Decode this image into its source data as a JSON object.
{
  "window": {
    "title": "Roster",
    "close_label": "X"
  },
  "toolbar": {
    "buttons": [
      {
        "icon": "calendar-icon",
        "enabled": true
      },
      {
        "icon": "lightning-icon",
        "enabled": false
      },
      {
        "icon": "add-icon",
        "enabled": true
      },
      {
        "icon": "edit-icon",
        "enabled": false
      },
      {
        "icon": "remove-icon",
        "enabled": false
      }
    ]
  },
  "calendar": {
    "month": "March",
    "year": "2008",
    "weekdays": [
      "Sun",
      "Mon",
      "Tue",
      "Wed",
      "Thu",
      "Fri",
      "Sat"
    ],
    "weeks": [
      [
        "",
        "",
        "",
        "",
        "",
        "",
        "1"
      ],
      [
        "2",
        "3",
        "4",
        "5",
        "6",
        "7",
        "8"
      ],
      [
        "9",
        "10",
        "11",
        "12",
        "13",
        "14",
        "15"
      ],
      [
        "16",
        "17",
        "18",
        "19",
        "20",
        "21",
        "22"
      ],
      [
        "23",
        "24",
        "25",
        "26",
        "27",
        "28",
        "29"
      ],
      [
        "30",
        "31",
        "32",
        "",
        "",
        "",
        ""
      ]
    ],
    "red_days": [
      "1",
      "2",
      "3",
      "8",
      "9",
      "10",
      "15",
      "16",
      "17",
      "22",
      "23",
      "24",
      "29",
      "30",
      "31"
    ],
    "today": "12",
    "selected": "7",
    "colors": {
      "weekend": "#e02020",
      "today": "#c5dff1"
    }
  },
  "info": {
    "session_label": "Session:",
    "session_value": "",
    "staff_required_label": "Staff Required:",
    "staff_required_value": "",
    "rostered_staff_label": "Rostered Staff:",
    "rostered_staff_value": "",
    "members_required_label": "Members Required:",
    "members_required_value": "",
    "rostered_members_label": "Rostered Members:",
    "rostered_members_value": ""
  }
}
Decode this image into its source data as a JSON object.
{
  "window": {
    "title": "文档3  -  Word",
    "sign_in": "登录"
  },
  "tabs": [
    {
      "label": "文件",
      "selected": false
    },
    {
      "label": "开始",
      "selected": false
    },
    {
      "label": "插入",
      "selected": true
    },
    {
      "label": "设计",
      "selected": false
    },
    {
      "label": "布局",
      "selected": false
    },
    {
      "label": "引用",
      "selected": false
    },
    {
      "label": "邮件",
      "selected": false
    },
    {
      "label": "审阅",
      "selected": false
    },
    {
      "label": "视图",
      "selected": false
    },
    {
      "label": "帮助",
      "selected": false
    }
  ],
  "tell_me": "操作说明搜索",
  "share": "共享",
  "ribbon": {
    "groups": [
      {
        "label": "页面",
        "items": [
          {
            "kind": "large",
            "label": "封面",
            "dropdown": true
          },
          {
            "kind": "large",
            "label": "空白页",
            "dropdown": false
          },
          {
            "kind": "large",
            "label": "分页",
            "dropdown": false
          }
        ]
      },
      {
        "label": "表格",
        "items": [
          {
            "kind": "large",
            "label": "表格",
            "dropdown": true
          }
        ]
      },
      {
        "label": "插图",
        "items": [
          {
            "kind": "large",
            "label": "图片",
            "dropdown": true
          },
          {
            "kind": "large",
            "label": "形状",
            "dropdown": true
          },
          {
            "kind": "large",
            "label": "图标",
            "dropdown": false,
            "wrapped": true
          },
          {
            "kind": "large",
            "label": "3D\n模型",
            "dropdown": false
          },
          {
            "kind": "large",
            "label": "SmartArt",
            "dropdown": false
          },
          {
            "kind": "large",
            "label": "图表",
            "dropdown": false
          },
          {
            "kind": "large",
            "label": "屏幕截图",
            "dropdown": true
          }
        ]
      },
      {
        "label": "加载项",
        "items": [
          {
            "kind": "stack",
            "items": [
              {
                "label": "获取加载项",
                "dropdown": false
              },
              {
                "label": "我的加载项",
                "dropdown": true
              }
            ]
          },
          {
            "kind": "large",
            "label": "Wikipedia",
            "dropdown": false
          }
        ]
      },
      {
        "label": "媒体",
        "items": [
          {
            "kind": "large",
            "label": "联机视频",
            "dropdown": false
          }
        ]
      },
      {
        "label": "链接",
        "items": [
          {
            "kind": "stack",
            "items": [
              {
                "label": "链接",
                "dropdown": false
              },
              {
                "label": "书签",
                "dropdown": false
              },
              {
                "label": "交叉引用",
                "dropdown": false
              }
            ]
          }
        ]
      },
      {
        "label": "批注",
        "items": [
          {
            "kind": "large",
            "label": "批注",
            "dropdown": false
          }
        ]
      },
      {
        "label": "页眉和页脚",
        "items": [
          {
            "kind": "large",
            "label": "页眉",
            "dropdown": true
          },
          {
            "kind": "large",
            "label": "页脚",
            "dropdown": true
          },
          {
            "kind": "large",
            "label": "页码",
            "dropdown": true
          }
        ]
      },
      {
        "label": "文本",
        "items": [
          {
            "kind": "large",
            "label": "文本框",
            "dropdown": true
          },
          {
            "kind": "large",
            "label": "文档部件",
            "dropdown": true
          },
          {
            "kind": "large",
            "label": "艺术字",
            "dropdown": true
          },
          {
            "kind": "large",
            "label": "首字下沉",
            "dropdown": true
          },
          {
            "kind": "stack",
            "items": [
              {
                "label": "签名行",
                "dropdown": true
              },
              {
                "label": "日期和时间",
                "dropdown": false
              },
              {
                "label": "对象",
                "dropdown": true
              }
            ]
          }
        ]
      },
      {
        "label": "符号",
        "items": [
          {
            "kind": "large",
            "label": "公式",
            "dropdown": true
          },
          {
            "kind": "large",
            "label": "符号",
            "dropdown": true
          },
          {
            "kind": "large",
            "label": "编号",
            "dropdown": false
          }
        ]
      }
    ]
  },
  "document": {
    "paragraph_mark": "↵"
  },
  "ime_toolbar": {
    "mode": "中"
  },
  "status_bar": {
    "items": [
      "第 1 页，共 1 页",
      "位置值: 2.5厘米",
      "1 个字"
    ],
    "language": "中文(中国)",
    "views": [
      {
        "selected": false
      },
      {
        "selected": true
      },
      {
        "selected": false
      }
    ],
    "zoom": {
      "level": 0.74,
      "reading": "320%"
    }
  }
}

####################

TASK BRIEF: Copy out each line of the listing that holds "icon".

SOLUTION BELOW:
        "icon": "calendar-icon",
        "icon": "lightning-icon",
        "icon": "add-icon",
        "icon": "edit-icon",
        "icon": "remove-icon",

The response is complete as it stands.